{{#invoke:Hatnote|hatnote}} {{ safesubst:#invoke:Unsubst||$N=Use mdy dates |date=__DATE__ |$B= }}

The positioning of the offensive tackles in a formation.
Former Minnesota Vikings' offensive tackle Bryant McKinnie

Tackle is a playing position in American and Canadian football. Historically, in the one-platoon system a tackle played on both offense and defense. In the modern system of specialized units, offensive tackle and defensive tackle are separate positions.

Offensive tackle

The offensive tackle (OT, T) is a position of the offensive line, left and right. Like other offensive linemen, their job is to block: to physically keep defenders away from the offensive player who has the football and enable him to advance the football and eventually score a touchdown. The term "tackle" is a vestige of an earlier era of football in which the same players played both offense and defense.

A tackle is the strong position on the offensive line. They power their blocks with quick steps and maneuverability. The tackles are mostly in charge of the outside protection.
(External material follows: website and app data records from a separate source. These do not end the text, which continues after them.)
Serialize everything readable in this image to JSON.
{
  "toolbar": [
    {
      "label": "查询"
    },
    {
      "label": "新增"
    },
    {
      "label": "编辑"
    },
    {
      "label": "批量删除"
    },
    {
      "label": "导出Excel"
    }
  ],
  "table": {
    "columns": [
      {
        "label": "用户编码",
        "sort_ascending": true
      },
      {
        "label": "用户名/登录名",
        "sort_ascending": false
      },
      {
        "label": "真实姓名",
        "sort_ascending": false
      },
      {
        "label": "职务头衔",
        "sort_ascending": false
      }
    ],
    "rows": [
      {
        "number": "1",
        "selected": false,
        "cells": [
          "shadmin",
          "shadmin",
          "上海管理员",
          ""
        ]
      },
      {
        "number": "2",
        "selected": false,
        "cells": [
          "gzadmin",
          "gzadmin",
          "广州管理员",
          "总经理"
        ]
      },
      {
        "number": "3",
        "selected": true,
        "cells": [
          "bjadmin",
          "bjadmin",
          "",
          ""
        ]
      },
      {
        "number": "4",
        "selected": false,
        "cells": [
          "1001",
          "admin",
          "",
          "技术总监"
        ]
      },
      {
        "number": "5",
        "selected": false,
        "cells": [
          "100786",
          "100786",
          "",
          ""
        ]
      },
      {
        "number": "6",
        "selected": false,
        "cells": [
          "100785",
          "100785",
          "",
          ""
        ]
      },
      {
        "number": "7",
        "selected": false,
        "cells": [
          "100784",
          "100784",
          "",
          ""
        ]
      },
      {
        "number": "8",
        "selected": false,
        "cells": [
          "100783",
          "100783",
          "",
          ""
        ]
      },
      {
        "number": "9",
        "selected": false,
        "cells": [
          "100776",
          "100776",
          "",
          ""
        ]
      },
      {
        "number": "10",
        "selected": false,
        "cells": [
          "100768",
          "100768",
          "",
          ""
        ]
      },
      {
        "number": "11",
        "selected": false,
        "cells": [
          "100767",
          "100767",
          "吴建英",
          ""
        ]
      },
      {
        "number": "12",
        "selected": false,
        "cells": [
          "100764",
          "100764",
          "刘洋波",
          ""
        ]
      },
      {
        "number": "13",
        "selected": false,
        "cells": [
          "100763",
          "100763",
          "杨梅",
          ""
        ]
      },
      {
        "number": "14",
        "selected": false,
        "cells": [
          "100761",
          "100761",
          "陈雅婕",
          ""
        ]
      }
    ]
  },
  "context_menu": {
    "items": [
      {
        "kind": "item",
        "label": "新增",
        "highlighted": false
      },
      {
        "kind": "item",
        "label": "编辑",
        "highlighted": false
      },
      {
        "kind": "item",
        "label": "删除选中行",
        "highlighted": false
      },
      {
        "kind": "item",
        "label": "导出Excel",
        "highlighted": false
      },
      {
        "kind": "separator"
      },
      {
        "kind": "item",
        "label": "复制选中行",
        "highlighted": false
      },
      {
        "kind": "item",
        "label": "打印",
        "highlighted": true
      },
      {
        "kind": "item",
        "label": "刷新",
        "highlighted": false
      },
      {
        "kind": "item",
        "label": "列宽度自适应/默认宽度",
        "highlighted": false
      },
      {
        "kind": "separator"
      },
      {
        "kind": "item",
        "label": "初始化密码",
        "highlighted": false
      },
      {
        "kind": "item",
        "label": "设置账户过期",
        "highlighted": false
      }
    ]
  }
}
If the tight end goes out for a pass, the tackle must cover everyone that his guard does not, plus whoever the tight end is not covering. Usually they defend against defensive ends. In the NFL, offensive tackles often measure over {{safesubst:#invoke:convert|convert}} and {{safesubst:#invoke:convert|convert}}.

According to Sports Illustrated football journalist Paul "Dr. Z" Zimmerman, offensive tackles consistently achieve the highest scores, relative to the other positional groups, on the Wonderlic Test, with an average of 26. The Wonderlic is taken before the draft to assess each player's aptitude for learning and problem solving; a score of 26 is estimated to correspond with an IQ of 112.


Tackle (gridiron football position) sections
Intro  References  

PREVIOUS: IntroNEXT: References
<<>>